>>>>

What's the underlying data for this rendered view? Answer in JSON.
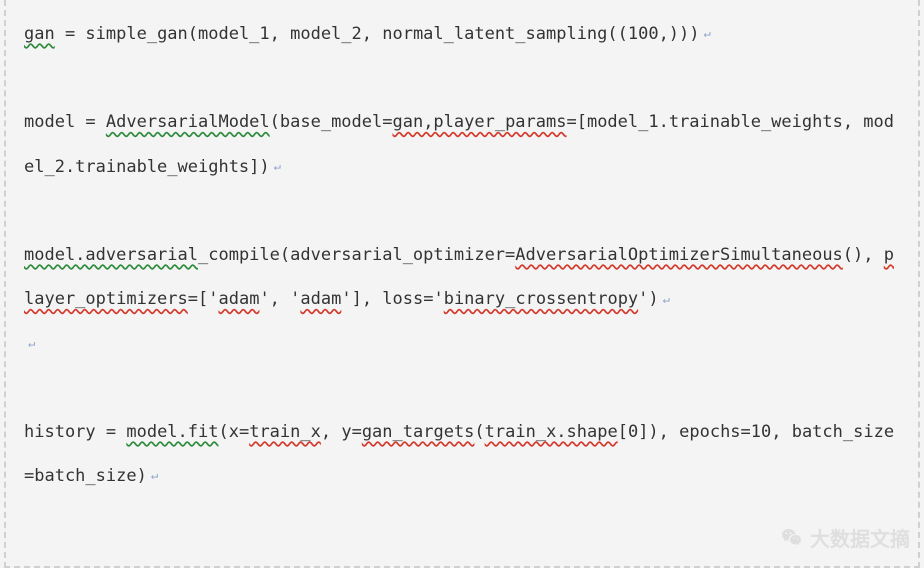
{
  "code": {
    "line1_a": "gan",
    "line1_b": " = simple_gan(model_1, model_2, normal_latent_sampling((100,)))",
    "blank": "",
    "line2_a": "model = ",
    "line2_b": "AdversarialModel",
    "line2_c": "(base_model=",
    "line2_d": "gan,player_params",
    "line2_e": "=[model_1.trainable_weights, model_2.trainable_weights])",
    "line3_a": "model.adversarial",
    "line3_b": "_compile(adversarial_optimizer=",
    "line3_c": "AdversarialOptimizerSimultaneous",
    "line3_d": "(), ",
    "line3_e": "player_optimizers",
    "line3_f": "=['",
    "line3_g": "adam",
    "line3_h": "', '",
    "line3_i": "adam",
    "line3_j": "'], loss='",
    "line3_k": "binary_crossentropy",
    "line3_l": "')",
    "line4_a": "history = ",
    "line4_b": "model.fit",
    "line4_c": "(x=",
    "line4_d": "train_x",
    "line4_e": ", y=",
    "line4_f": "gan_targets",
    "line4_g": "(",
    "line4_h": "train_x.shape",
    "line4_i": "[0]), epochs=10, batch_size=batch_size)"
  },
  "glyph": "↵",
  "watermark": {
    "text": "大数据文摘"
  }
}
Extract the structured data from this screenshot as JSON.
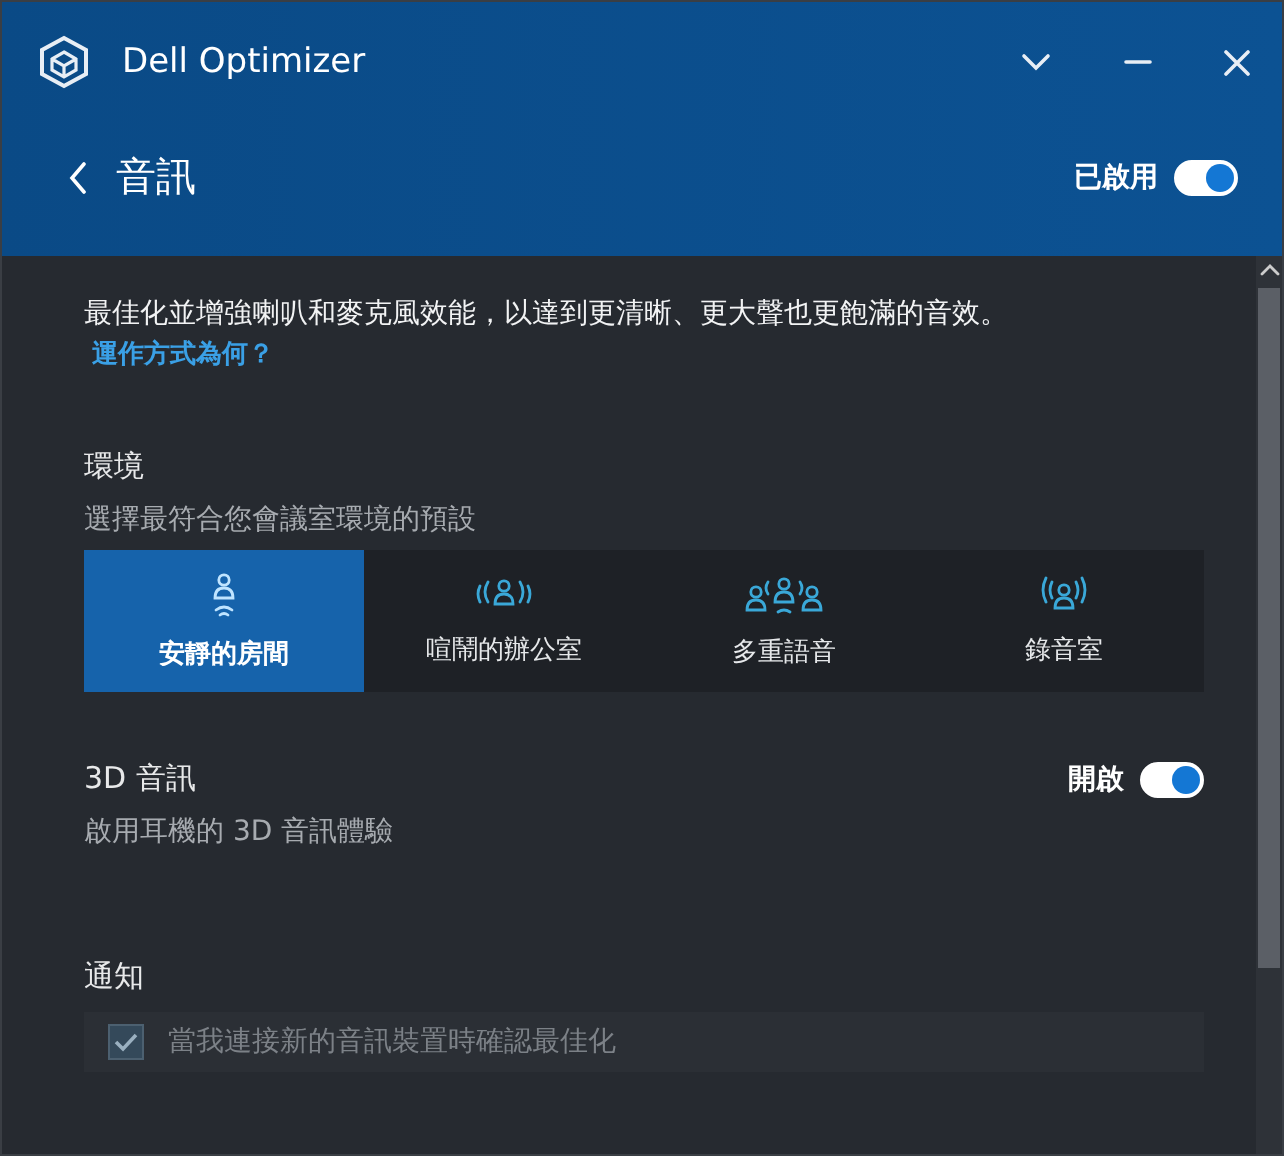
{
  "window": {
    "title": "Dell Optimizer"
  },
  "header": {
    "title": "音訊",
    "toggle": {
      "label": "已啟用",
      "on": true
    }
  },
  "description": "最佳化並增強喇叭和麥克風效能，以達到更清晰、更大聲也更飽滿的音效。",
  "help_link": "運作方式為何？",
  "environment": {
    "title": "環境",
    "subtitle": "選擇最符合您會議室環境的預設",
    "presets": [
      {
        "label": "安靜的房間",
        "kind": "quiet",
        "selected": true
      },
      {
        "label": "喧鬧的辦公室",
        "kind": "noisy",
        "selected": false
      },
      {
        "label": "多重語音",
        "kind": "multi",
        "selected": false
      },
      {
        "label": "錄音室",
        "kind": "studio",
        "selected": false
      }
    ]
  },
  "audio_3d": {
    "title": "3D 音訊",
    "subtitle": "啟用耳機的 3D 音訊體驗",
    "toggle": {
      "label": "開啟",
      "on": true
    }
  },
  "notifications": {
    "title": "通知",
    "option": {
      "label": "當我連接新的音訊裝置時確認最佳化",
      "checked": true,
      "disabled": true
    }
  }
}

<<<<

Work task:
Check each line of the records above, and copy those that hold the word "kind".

Problem solution:
        "kind": "quiet",
        "kind": "noisy",
        "kind": "multi",
        "kind": "studio",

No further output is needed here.